Internal Pentagon documents contradict its report that recommends banning most transgender people from serving in the U.S. military, according to a new 56-page report released by the Palm Center, a pro-LGBT think tank.
The authors, three former military surgeons general and three pro-LGBT scholars, say transgender troops are no less deployable than their cisgender counterparts despite the assertion otherwise in the Trump Defense Department’s report last month.
“Out of 994 service members diagnosed with gender dysphoria in FY2016 and the first half of 2017, 393 (40 percent) deployed in support of Operation Enduring Freedom, Operation Iraqi Freedom or Operation New Dawn,” the new report says.
“Exactly one individual deploying with a diagnosis of gender dysphoria was unable to complete the deployment for mental health reasons since policy protecting transgender personnel from arbitrary dismissal was established in June 2016.”
Defense Secretary James Mattis defended his panel and the Pentagon’s findings on Thursday during a hearing with the Senate Armed Services Committee.
“My responsibility is to give the best advice I can for making a lethal force,” Mattis said.
The Hill added:
Last month, President Trump signed a memo banning most transgender people from serving in the military “except under certain limited circumstances.” The memo gave Mattis and Homeland Security Secretary Kirstjen Nielsen, who oversees the Coast Guard, “authority to implement any appropriate policies concerning military service by transgender individuals.”
No new policy can go into effect immediately, as courts have issued preliminary injunctions that require the Pentagon to continue allowing open service while lawsuits work their way through the court system.
Trump’s memo was signed in conjunction with the release of a report Mattis submitted to the president outlining his recommendations on how to handle transgender troops.
Among the issues raised in the Pentagon report was that the time it takes to receive gender-transition related treatment could make those troops unavailable to deploy.
“Although limited and incomplete because many transitioning service members either began treatment before the [open service] policy took effect or did not require sex reassignment surgery, currently available in-service data already show that, cumulatively, transition service members in the Army and Air Force have average 167 and 159 days of limited duty, respectively, over a one-year period,” the Pentagon report says.
However, the Palm Center report argues that data has nothing to do with deployability, adding that the Pentagon report left out Navy data because its policy does not automatically assign limited-duty status to service members undergoing gender transition.

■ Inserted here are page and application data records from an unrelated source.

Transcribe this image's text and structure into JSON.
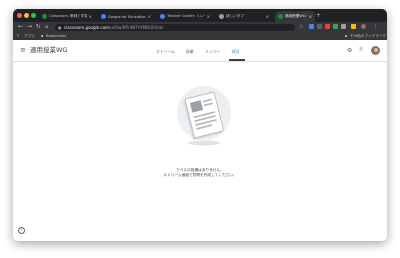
{
  "browser": {
    "tabs": [
      {
        "title": "Classroom: 教師と学習を管理",
        "favicon_color": "#1e8e3e",
        "active": false
      },
      {
        "title": "Google for Education: Teachi",
        "favicon_color": "#4285f4",
        "active": false
      },
      {
        "title": "Teacher Center: トレーニング",
        "favicon_color": "#4285f4",
        "active": false
      },
      {
        "title": "新しいタブ",
        "favicon_color": "#9aa0a6",
        "active": false
      },
      {
        "title": "適用授業WG: 授業課題",
        "favicon_color": "#1e8e3e",
        "active": true
      }
    ],
    "url_host": "classroom.google.com",
    "url_path": "/u/0/w/NTc4NTY4MDU0/t/all",
    "bookmarks": {
      "apps_label": "アプリ",
      "item_label": "Bookmarks",
      "other_label": "その他のブックマーク"
    }
  },
  "app": {
    "class_title": "適用授業WG",
    "nav_tabs": [
      {
        "label": "ストリーム",
        "selected": false
      },
      {
        "label": "授業",
        "selected": false
      },
      {
        "label": "メンバー",
        "selected": false
      },
      {
        "label": "採点",
        "selected": true
      }
    ],
    "empty_state": {
      "line1": "クラスの投稿はありません。",
      "line2": "ストリーム画面で質問を作成してください。"
    },
    "help_label": "?"
  },
  "colors": {
    "accent": "#1a73e8",
    "titlebar": "#202124",
    "toolbar": "#35363a"
  }
}
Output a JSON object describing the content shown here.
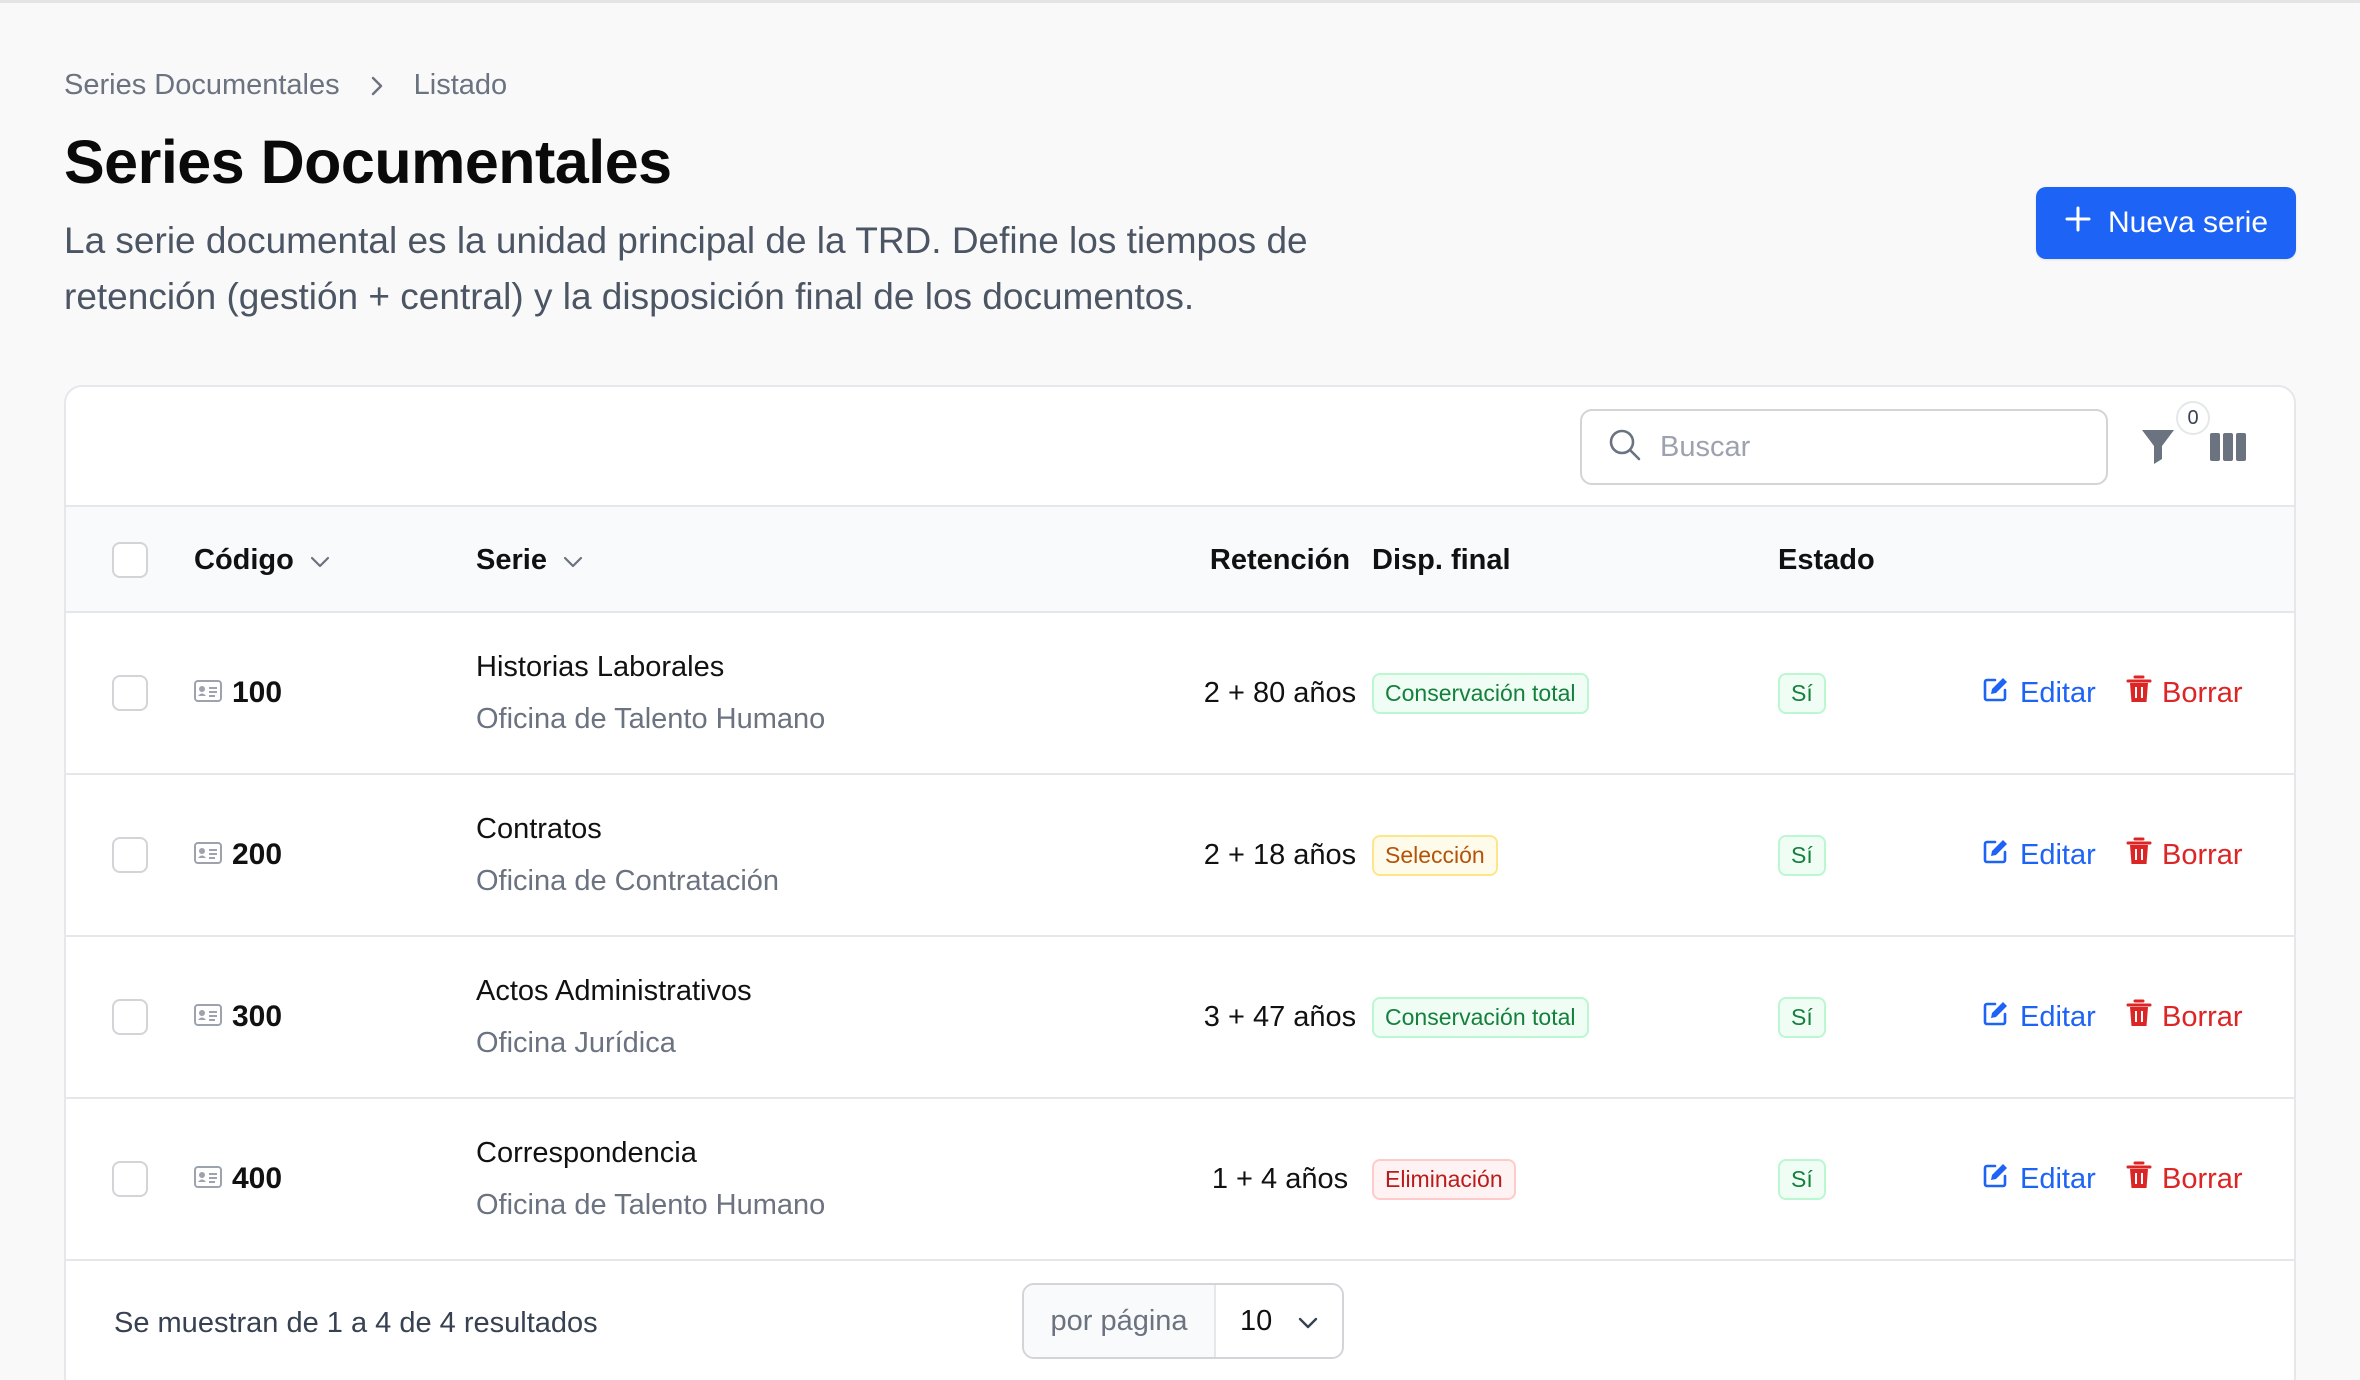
{
  "breadcrumb": {
    "parent": "Series Documentales",
    "current": "Listado"
  },
  "header": {
    "title": "Series Documentales",
    "description": "La serie documental es la unidad principal de la TRD. Define los tiempos de retención (gestión + central) y la disposición final de los documentos.",
    "new_button": "Nueva serie"
  },
  "toolbar": {
    "search_placeholder": "Buscar",
    "filter_count": "0"
  },
  "table": {
    "columns": {
      "codigo": "Código",
      "serie": "Serie",
      "retencion": "Retención",
      "disp_final": "Disp. final",
      "estado": "Estado"
    },
    "rows": [
      {
        "codigo": "100",
        "serie": "Historias Laborales",
        "oficina": "Oficina de Talento Humano",
        "retencion": "2 + 80 años",
        "disp_final": "Conservación total",
        "disp_color": "green",
        "estado": "Sí",
        "edit": "Editar",
        "delete": "Borrar"
      },
      {
        "codigo": "200",
        "serie": "Contratos",
        "oficina": "Oficina de Contratación",
        "retencion": "2 + 18 años",
        "disp_final": "Selección",
        "disp_color": "yellow",
        "estado": "Sí",
        "edit": "Editar",
        "delete": "Borrar"
      },
      {
        "codigo": "300",
        "serie": "Actos Administrativos",
        "oficina": "Oficina Jurídica",
        "retencion": "3 + 47 años",
        "disp_final": "Conservación total",
        "disp_color": "green",
        "estado": "Sí",
        "edit": "Editar",
        "delete": "Borrar"
      },
      {
        "codigo": "400",
        "serie": "Correspondencia",
        "oficina": "Oficina de Talento Humano",
        "retencion": "1 + 4 años",
        "disp_final": "Eliminación",
        "disp_color": "red",
        "estado": "Sí",
        "edit": "Editar",
        "delete": "Borrar"
      }
    ]
  },
  "footer": {
    "results_text": "Se muestran de 1 a 4 de 4 resultados",
    "per_page_label": "por página",
    "per_page_value": "10"
  },
  "colors": {
    "primary": "#1d63f5",
    "danger": "#dc2626",
    "success": "#15803d",
    "warning": "#b45309"
  }
}
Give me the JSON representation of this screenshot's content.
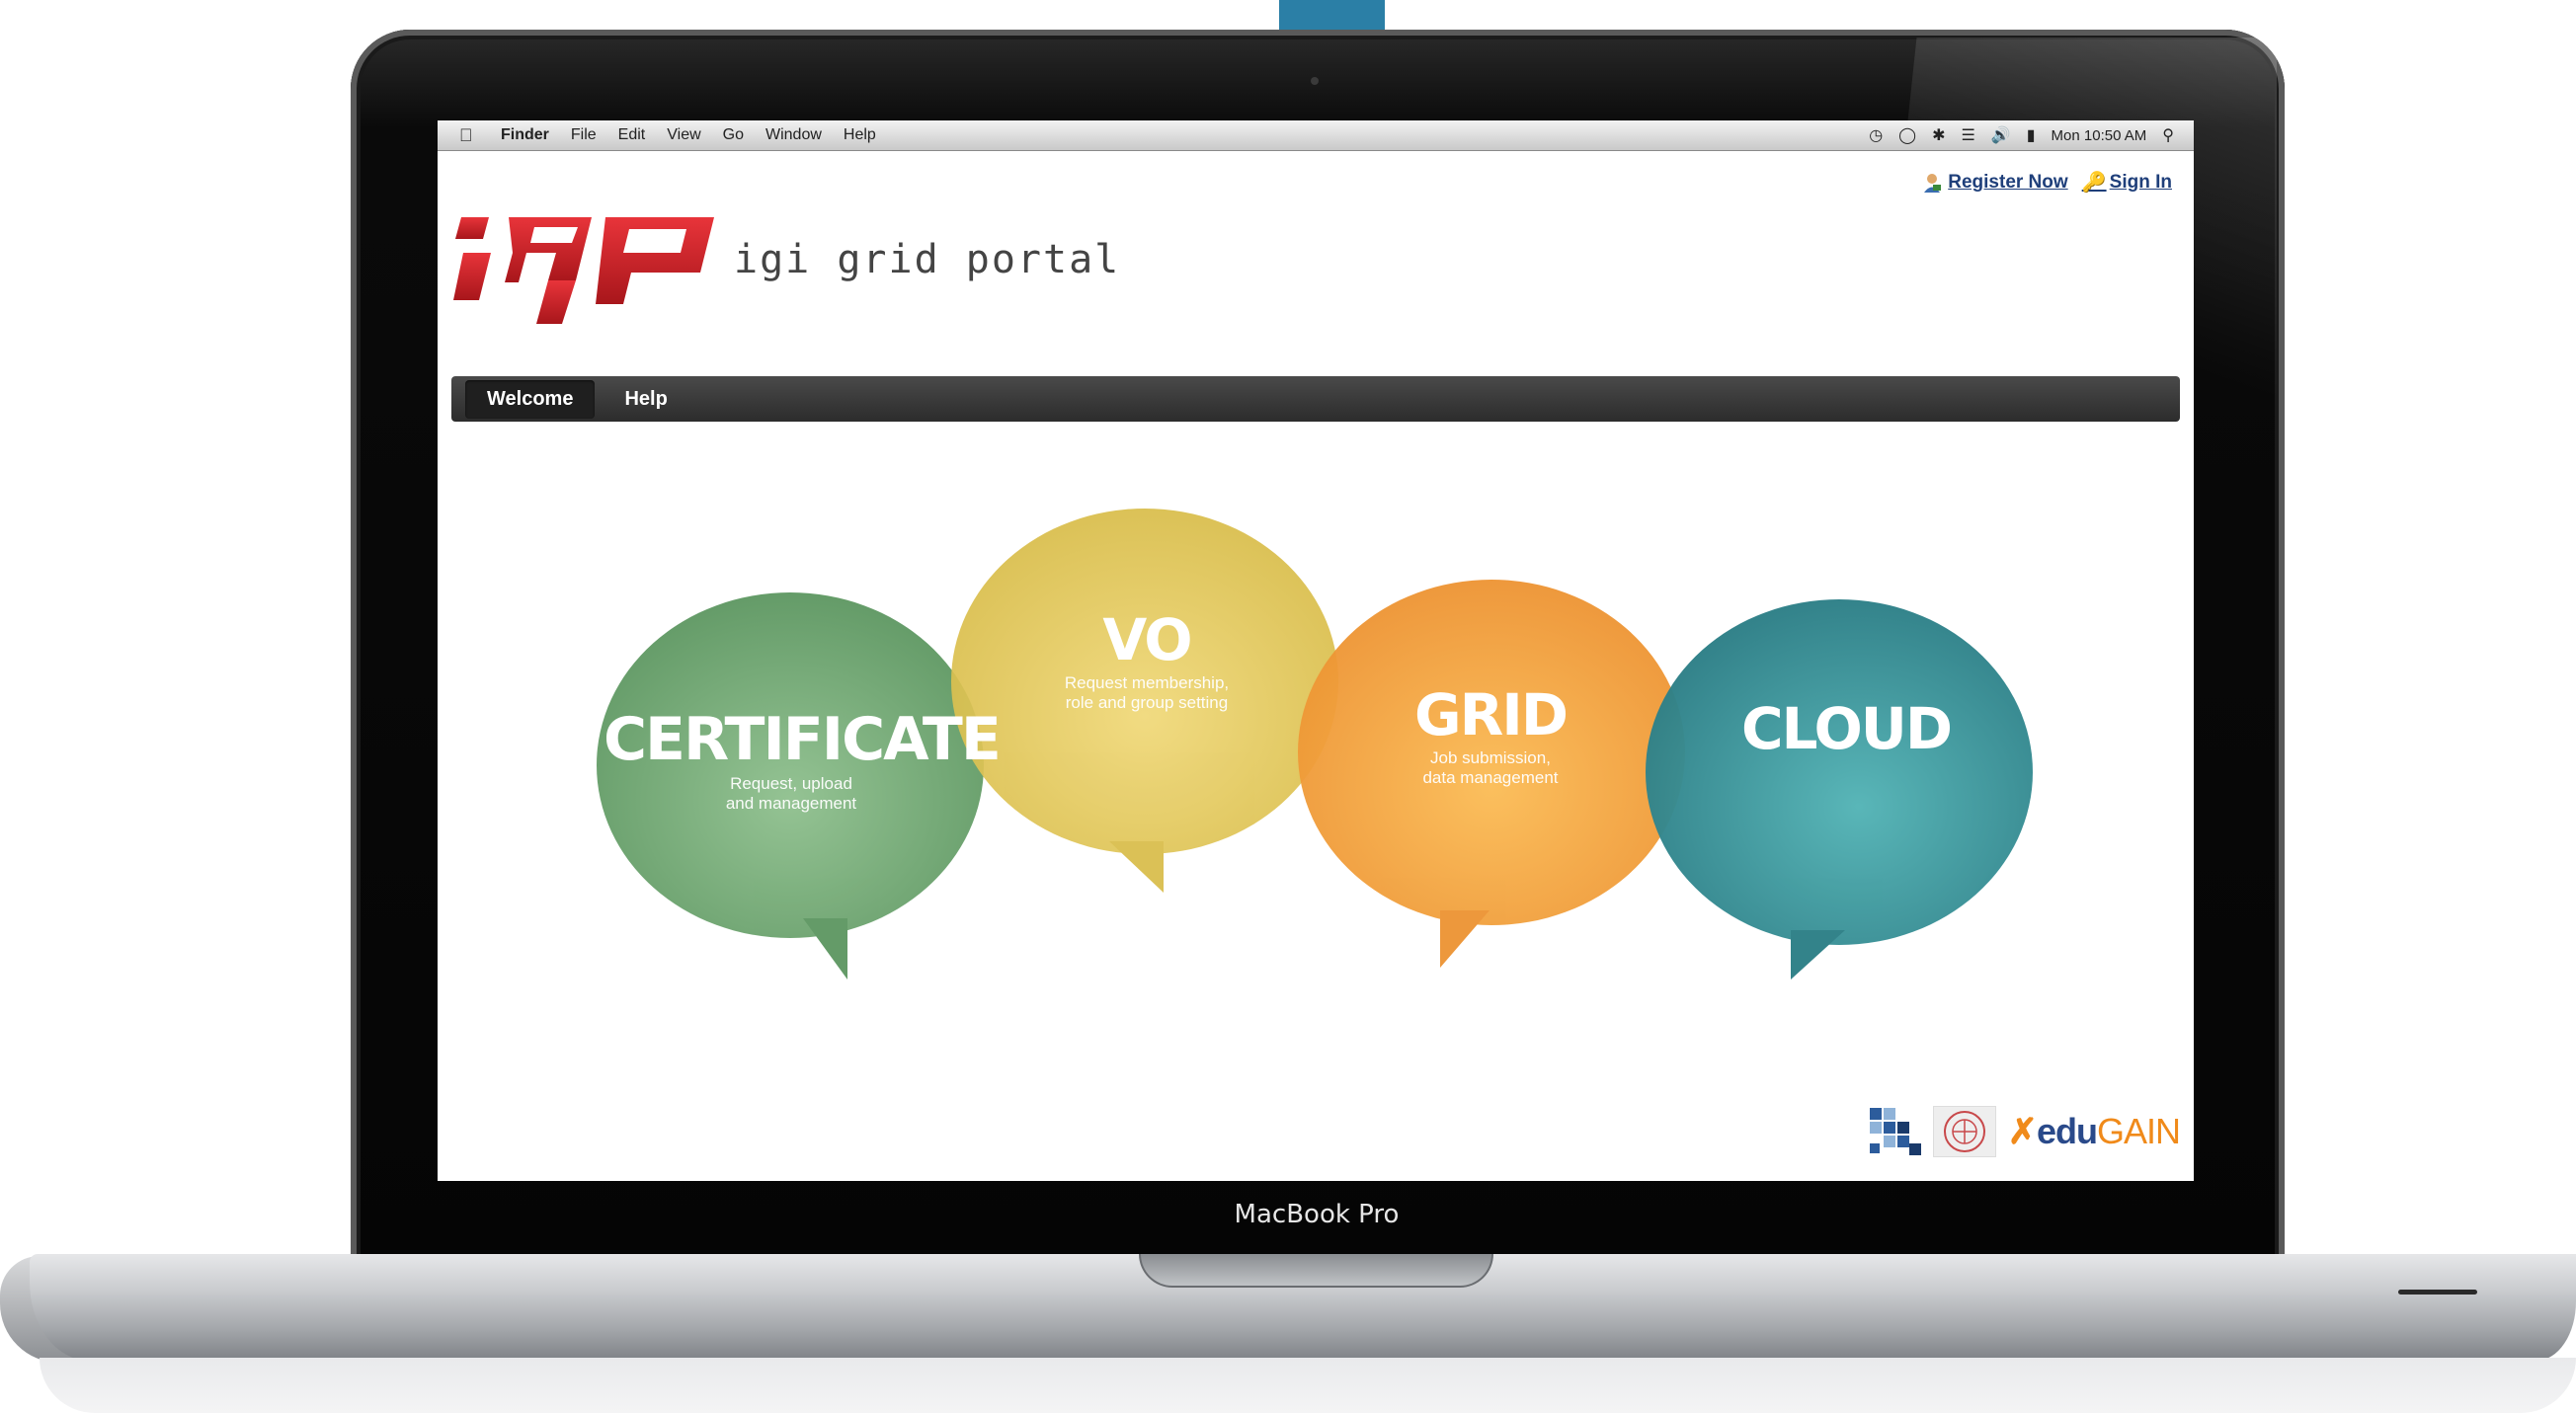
{
  "device": {
    "label": "MacBook Pro"
  },
  "menubar": {
    "app": "Finder",
    "items": [
      "File",
      "Edit",
      "View",
      "Go",
      "Window",
      "Help"
    ],
    "clock": "Mon 10:50 AM"
  },
  "portal": {
    "logo_text": "IGP",
    "subtitle": "igi grid portal",
    "account_links": {
      "register": "Register Now",
      "signin": "Sign In"
    },
    "nav": {
      "tabs": [
        {
          "label": "Welcome",
          "active": true
        },
        {
          "label": "Help",
          "active": false
        }
      ]
    },
    "bubbles": [
      {
        "title": "CERTIFICATE",
        "subtitle_line1": "Request, upload",
        "subtitle_line2": "and management",
        "color": "#6fa56f"
      },
      {
        "title": "VO",
        "subtitle_line1": "Request membership,",
        "subtitle_line2": "role and group setting",
        "color": "#e3c85a"
      },
      {
        "title": "GRID",
        "subtitle_line1": "Job submission,",
        "subtitle_line2": "data management",
        "color": "#f2a23e"
      },
      {
        "title": "CLOUD",
        "subtitle_line1": "",
        "subtitle_line2": "",
        "color": "#3a9aa0"
      }
    ],
    "footer_partners": {
      "edugain_edu": "edu",
      "edugain_gain": "GAIN"
    }
  },
  "colors": {
    "accent_tab": "#2b7fa6",
    "navbar": "#3a3a3a",
    "link": "#1f3f7a",
    "logo_red": "#d8262a"
  }
}
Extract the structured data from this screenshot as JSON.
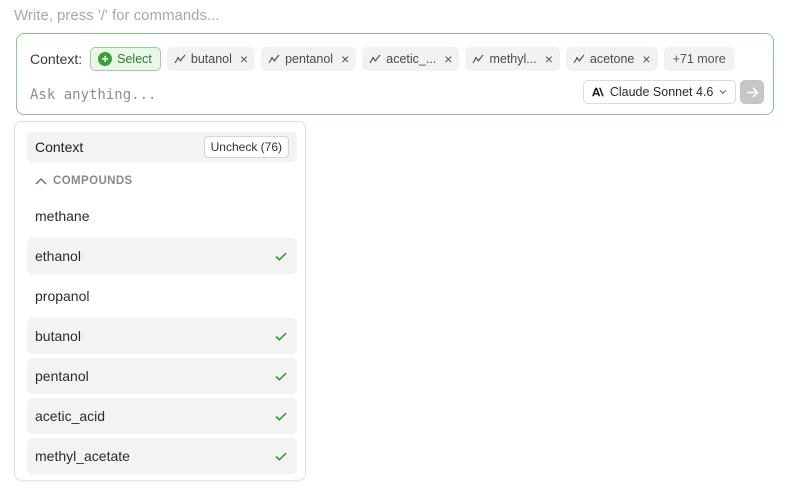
{
  "editor": {
    "placeholder": "Write, press '/' for commands..."
  },
  "composer": {
    "context_label": "Context:",
    "select_label": "Select",
    "chips": [
      {
        "label": "butanol",
        "icon": "trend-icon"
      },
      {
        "label": "pentanol",
        "icon": "trend-icon"
      },
      {
        "label": "acetic_...",
        "icon": "trend-icon"
      },
      {
        "label": "methyl...",
        "icon": "trend-icon"
      },
      {
        "label": "acetone",
        "icon": "trend-icon"
      }
    ],
    "more_label": "+71 more",
    "input_placeholder": "Ask anything...",
    "input_value": "",
    "model_name": "Claude Sonnet 4.6",
    "accent_color": "#8fc789"
  },
  "dropdown": {
    "title": "Context",
    "uncheck_label": "Uncheck (76)",
    "section_label": "COMPOUNDS",
    "items": [
      {
        "label": "methane",
        "checked": false
      },
      {
        "label": "ethanol",
        "checked": true
      },
      {
        "label": "propanol",
        "checked": false
      },
      {
        "label": "butanol",
        "checked": true
      },
      {
        "label": "pentanol",
        "checked": true
      },
      {
        "label": "acetic_acid",
        "checked": true
      },
      {
        "label": "methyl_acetate",
        "checked": true
      }
    ],
    "check_color": "#3a9a3a"
  }
}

“This data was not connected to deployment and did not demonstrate any failure to meet a deployment obligation,” the report says. “What it did demonstrate, however, is the arbitrary way in which separate standards for fitness, targeted specifically against transgender personnel, can make them appear less medically fit and less deployable than their peers.”
Trump’s Defense Department also argued that hormone therapy requires quarterly lab monitoring in the first year of treatment as recommended by the Endocrine Society.
However, the doctor who wrote the Endocrine Society’s guidelines also wrote the Pentagon a letter in 2015 that said “there is no reason to designate individuals as non-deployable after the commencement of hormone replacement therapy,” according to the Palm Center report.
The Pentagon report also says that “service members with gender dysphoria are eight times more likely to attempt suicide than service members as a whole (12% versus 1.5%).”
But the Palm Center said Trump’s Defense Department distorted its own data because that data actually refers to suicide contemplation, not suicide attempts. They added that the “eight times more likely” rate of suicide ideation among service members with gender dysphoria is not accurate because that data undercounts the rate across the military.
“When DoD used more sophisticated methods to determine rates of suicidality among service members not being treated for behavioral health problems, military researchers determined that 14 percent of service members have had suicidal thoughts at some time in their lives, 11 percent had suicidal thoughts at some point during their military careers, and 6 percent had suicidal thoughts during the past year,” the report says. “Suicide is a military problem. It is not a transgender problem.”